"I'm a hothead. I shout a lot, but I calm down quickly. It's a bit like weathering the 'Petra storm'. I don't like the colour grey: I see things in black and white. But I don't ever bear a grudge, life is far too short for that."
While her business acumen is undoubtedly formidable, it is her seven-year-old son who forms the axis of her world. "Noah is the light of my life and I want to spend as much time with him as I can," she says. Weekends are typically spent walking their golden retriever Heidi in Mugdock Country Park or pottering around the Botanic Gardens. They take golf lessons, play badminton and have a movie night twice a week ("we just watched Escape to Victory – brilliant film," says Wetzel).
Her accent is a curious hybrid of Glaswegian and German – "Gerwegian," she dubs it – the end result not unlike a Hebridean twang. "I do get people asking if I'm from Harris and Lewis but I've never been to either," says Wetzel. "English has since become a language I enjoy speaking more than German," she adds. "I don't like reading books or watching movies in German. I prefer English."
While she has "melted" into her adopted homeland, one thing Wetzel can't quite get her head around is Scotland's drink to excess culture.
"A lot of people in this country have a strange relationship with alcohol," she says. "I don't because I come from a country where alcohol is part of what you do but never drunk to excess.
"I always say I'm the cheapest date in Scotland – two pints and I'm anyone's," she jokes. "I don't have a good alcohol tolerance.

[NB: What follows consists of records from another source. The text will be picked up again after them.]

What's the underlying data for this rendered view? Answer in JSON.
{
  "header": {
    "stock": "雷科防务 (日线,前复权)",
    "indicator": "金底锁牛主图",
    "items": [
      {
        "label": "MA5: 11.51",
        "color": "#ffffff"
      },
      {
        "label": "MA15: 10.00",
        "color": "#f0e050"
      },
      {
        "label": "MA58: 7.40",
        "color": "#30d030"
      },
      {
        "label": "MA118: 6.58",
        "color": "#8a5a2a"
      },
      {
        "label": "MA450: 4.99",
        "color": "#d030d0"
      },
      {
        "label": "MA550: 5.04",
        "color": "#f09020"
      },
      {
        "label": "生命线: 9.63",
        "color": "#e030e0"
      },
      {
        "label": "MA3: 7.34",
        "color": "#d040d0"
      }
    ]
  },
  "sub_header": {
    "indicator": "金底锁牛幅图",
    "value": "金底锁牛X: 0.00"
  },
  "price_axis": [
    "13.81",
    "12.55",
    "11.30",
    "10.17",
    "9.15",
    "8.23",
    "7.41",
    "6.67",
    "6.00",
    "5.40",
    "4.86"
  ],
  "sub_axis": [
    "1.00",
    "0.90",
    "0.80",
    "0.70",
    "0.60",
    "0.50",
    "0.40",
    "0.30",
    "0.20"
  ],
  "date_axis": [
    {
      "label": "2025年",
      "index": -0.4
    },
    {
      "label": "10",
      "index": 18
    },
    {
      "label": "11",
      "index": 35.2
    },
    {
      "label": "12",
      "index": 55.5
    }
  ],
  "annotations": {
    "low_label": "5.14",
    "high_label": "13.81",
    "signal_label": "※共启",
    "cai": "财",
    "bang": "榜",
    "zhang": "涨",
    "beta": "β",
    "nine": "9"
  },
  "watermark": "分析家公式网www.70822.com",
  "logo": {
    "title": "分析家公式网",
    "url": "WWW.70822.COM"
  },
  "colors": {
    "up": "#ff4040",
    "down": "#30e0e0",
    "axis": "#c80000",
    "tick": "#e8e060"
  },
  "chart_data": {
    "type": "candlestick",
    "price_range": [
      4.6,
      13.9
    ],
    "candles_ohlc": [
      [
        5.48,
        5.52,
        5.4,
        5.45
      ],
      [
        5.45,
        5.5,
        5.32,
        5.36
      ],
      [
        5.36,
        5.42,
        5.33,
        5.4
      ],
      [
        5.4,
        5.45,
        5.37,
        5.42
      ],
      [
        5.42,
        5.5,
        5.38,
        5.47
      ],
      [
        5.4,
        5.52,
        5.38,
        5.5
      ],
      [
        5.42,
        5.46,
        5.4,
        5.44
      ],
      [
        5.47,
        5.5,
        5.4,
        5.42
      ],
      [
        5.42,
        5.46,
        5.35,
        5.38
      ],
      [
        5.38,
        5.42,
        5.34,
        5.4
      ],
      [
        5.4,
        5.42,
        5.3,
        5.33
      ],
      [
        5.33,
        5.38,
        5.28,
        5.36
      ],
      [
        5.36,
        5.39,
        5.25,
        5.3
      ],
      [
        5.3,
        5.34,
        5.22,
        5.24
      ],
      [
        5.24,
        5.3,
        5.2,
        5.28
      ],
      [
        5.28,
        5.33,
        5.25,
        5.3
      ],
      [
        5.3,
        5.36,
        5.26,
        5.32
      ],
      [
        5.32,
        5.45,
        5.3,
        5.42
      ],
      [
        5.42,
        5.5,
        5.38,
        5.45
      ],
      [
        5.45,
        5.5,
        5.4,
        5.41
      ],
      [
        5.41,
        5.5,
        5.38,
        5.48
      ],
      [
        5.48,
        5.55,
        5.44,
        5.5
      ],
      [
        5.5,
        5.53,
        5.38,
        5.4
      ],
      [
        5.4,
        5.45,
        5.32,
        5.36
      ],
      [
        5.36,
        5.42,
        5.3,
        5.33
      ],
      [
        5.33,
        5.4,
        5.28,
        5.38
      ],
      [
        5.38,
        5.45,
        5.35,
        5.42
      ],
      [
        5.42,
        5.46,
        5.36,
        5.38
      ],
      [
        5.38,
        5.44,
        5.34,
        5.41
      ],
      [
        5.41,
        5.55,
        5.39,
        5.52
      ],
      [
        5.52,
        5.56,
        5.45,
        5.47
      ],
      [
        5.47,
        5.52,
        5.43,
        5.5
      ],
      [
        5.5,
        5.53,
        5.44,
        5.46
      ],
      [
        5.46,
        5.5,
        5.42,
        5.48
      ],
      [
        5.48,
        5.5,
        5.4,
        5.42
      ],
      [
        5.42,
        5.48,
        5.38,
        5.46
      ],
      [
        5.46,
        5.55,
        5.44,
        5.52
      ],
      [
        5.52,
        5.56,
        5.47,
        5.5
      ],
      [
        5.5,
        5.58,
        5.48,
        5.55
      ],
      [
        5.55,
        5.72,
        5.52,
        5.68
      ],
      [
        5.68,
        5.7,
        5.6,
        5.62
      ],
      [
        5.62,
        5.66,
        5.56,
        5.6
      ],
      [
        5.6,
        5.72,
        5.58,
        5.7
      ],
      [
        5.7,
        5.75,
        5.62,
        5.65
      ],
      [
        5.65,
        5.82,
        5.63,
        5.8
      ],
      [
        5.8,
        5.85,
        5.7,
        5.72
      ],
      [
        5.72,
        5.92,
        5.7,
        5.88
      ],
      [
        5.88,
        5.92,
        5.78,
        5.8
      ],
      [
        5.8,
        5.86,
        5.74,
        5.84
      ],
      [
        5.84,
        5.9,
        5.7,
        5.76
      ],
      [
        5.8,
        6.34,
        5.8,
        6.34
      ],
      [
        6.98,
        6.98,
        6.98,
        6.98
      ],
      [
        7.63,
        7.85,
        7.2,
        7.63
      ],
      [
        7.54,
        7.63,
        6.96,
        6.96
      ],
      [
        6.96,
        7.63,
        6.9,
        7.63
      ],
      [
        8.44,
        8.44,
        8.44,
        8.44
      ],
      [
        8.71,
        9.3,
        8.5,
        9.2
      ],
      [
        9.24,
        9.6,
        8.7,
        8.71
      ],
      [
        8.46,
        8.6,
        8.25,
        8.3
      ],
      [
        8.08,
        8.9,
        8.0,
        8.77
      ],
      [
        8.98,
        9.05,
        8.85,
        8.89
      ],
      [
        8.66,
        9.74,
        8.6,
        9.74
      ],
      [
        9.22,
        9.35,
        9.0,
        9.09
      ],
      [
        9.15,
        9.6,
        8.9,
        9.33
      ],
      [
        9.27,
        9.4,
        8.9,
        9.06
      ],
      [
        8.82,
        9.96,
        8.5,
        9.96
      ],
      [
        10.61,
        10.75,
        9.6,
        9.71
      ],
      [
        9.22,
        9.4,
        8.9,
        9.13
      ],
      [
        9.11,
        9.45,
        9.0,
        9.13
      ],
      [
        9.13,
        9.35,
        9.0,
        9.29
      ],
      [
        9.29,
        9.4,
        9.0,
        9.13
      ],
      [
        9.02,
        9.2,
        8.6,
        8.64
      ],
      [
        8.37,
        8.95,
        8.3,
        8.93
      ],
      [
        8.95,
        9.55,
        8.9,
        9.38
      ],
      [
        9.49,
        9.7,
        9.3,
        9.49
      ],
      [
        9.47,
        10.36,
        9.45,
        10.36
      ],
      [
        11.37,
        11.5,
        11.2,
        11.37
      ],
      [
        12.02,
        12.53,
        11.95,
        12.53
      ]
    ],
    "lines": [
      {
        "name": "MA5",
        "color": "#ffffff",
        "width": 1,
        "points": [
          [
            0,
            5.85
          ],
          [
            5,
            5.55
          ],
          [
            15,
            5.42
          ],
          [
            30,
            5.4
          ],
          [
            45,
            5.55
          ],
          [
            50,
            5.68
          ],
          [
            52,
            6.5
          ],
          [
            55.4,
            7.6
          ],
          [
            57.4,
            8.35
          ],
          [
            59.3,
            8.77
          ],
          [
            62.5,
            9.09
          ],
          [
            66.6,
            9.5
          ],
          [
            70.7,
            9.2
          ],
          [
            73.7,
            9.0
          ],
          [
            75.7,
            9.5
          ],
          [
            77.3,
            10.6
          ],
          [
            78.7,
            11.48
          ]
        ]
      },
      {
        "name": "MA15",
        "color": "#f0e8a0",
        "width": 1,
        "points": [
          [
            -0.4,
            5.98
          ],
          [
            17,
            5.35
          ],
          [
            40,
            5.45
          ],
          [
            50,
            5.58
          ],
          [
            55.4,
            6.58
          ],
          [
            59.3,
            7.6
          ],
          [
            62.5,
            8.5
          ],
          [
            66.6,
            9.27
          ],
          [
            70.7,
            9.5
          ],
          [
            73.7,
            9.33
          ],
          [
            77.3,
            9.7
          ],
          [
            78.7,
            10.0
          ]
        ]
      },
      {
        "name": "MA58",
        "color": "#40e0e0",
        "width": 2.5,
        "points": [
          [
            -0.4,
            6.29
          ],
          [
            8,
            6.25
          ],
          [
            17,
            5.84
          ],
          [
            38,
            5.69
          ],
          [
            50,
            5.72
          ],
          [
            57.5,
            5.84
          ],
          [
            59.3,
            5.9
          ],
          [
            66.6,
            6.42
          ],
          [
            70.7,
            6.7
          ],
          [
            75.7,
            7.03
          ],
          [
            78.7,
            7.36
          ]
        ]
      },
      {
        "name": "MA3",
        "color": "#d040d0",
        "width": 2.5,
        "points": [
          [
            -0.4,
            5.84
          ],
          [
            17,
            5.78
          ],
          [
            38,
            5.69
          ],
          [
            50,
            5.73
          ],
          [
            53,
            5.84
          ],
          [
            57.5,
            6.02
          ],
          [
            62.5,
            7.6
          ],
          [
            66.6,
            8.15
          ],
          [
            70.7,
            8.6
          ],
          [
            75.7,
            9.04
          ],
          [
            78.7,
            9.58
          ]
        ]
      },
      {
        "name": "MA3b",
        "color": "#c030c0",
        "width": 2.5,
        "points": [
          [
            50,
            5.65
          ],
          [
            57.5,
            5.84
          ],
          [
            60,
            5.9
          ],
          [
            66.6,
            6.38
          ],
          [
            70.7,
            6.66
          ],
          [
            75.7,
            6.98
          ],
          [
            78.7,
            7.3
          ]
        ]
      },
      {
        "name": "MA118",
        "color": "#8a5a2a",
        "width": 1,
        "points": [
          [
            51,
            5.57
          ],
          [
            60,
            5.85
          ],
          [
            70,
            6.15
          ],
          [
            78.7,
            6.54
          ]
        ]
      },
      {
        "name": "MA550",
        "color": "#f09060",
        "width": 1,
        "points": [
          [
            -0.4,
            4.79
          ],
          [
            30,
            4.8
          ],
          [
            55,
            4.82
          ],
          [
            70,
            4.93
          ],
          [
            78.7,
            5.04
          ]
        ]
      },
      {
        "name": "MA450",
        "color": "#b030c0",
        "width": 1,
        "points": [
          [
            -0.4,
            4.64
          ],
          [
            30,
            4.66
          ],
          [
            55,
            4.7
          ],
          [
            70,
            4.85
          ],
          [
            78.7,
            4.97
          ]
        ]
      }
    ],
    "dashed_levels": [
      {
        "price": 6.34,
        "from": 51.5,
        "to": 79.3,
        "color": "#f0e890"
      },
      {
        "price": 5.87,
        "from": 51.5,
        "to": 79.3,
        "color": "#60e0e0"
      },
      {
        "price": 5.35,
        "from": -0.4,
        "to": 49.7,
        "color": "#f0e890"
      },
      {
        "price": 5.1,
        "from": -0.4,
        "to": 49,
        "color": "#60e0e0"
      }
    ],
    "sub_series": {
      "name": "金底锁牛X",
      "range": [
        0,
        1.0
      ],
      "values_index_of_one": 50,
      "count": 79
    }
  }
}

For me, it's about drinking and savouring it. It's not about 'Oh, I can drink 10 pints of lager and still be standing.' If I had 10 pints in a line in front of me, that would go against everything I stand for."
While Wetzel is notably cagey on the matter of turnover – "it's millions now, not £2.50 any more" is all she will say – her ingrained desire to succeed is palpable. "I'm a daddy's girl and I wanted to make him proud," she admits.
"That conversation we had about the beer in 1994 was always at the back of my mind. It was a big deal for me. Last summer, he sat here at the bar, looked me right in the eye and said: 'I'm proud of you'".
"When I first started I thought it would be awful: being German – that is, a Johnny Foreigner – a woman and someone who had never done anything with beer before, I thought people would laugh in my face," she adds. "But, you know what, I'm good at what I do. That's because I swotted. I hate looking like a fool so I learned everything I could." Wetzel smiles. "I became a beer anorak."
Life and loves
Winning three gold medals in 2009 from the DLG (Deutsche Landwirtschafts Gesellschaft) for three of our beers ranks highly, as does meeting Hilary Jones, my business partner.
Realising that West Brewing Company Ltd, the company I had founded with my now ex-husband, had to be put into administration in early 2008.
Last book read?
I’m currently reading Life of Pi by Yann Martel with my son Noah.
My grandmother Betti.
Neil Diamond and Dolly Parton, pictured.
Ideal dinner guests?
My two sets of grandparents (sadly no longer alive), plus my parents, my sister and Noah. We never had that four-generation family meal and I think Noah would have loved to meet them.